In 2000, the Clinic became the Bluhm Legal Clinic in recognition of the generosity of Neil Bluhm (JD ’62). Bluhm’s gift propelled the Clinic’s growth, allowing for more clinical faculty, more specialized centers, and in 2007, a new space befitting a premier teaching law office. The space was designed to accommodate individual instruction, small group meetings, and conferences — and it provided Clinic students with the best view in the Law School.

Clinic client Ronald Kitchen speaks to media after his 2009 exoneration and release from prison.

Beginning in the late 1990s, the Clinic was at the forefront of fighting the death penalty in Illinois, representing clients whose cases eventually influenced the 2003 moratorium on the death penalty and its 2011 abolition.

Ronald Kitchen was coerced into confessing by detectives working under Police Commander Jon Burge, and is one of 20 former death row inmates to be exonerated in Illinois. Kitchen spent 21 years in prison, 13 of them on death row.

Center on Wrongful Convictions (CWC) client Kerry Masterson (third from left) celebrates with (from left) former CWC Director Karen Daniel, Jonathan Quinn of Neal Garber & Eisenberg, CWC attorney Andrea Lewis (JD ’11), Collette Brown of Neal Garber & Eisenberg, Eric Choi of Neal Garber & Eisenberg, and CFJC social worker Kasia Majerczak.

Since its creation in 1999, the CWC has been involved in securing freedom or exonerations for more than 45 wrongfully convicted individuals. The Center’s work has shed light on issues like police torture, unreliable forensic science, and interrogation tactics that can lead to false confessions, especially among youth. The CWC successfully helped exonerate Kerry Masterson when her 2009 murder conviction was thrown out and a jury found her not guilty upon retrial.

A sign from the Environmental Protection Agency (EPA) cautions residents of the West Calumet Housing Complex in East Chicago, Indiana.

The Clinic created the Environmental Advocacy Center in 2009. The Environmental Advocacy Center represents residents at the lead-contaminated Superfund site in ongoing dealings with the EPA. In its first 10 years, the Center has secured many victories for Illinois and Indiana communities facing hazardous environmental conditions. Students work on advocacy skills both in and out of the courtroom, often partnering with organizations ranging from Northwestern University’s chemistry department to the World Wildlife Fund.

Clinic Director Juliet Sorensen (left) talks with community partners on a trip with the Access to Health Project in Douentza, Mali in 2015.

Juliet Sorensen founded Access to Health, an interdisciplinary project run by the Clinic’s Center for International Human Rights, in 2010, broadening international opportunities for students and emphasizing the Clinic’s commitment to recognizing health as a human right.
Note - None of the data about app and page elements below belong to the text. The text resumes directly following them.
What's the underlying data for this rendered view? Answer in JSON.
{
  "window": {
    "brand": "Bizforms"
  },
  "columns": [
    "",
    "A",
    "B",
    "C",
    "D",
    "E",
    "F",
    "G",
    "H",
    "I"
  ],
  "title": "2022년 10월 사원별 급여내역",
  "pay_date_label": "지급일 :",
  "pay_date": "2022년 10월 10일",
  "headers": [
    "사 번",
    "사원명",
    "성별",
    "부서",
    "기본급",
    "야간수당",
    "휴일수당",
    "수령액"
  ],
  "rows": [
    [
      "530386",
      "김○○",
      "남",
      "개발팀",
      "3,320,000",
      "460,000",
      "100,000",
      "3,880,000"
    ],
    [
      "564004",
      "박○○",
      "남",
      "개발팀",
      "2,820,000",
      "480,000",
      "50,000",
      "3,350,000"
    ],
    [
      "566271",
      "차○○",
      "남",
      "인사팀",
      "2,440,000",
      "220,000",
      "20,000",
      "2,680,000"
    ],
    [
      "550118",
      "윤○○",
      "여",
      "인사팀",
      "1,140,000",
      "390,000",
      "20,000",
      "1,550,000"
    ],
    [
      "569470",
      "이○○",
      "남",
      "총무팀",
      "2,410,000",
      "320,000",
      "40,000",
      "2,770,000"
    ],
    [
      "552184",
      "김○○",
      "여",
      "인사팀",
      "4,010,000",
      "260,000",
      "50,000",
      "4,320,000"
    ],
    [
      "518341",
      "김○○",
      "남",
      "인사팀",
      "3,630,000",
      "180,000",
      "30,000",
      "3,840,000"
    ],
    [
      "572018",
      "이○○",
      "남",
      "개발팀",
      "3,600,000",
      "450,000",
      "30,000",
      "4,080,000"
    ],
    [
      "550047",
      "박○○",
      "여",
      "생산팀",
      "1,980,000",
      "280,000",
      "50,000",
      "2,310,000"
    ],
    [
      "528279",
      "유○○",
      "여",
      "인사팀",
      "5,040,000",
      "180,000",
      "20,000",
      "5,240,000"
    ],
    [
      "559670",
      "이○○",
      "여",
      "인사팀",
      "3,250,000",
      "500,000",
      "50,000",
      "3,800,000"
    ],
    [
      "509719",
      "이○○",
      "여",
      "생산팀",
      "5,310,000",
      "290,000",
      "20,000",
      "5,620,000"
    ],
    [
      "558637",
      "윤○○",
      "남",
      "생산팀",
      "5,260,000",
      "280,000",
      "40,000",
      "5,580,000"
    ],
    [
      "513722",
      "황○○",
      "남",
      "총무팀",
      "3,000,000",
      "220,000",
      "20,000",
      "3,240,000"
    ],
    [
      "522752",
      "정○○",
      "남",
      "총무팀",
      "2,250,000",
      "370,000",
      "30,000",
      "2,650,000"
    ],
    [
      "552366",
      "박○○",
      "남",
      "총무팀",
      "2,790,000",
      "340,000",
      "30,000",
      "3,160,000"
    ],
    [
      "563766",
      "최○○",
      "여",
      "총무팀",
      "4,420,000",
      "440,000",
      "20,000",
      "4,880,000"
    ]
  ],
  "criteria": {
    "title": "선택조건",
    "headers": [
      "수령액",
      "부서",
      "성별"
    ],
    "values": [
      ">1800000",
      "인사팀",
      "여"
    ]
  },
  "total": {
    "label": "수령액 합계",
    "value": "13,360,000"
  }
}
Sorensen became director of the Bluhm Legal Clinic in 2017.

From left: CFJC social work supervisor Marjorie Moss, CFJC attorney Shobha Mahadev, Juliet Sorensen, and Executive Director Shericka Pringle with NBA player Jabari Parker at the Access to Justice Symposium in 2018.

Today, Clinic attorneys and staff across Centers are constantly innovating and collaborating as they fight for social justice and prepare the next generation of public-spirited lawyers.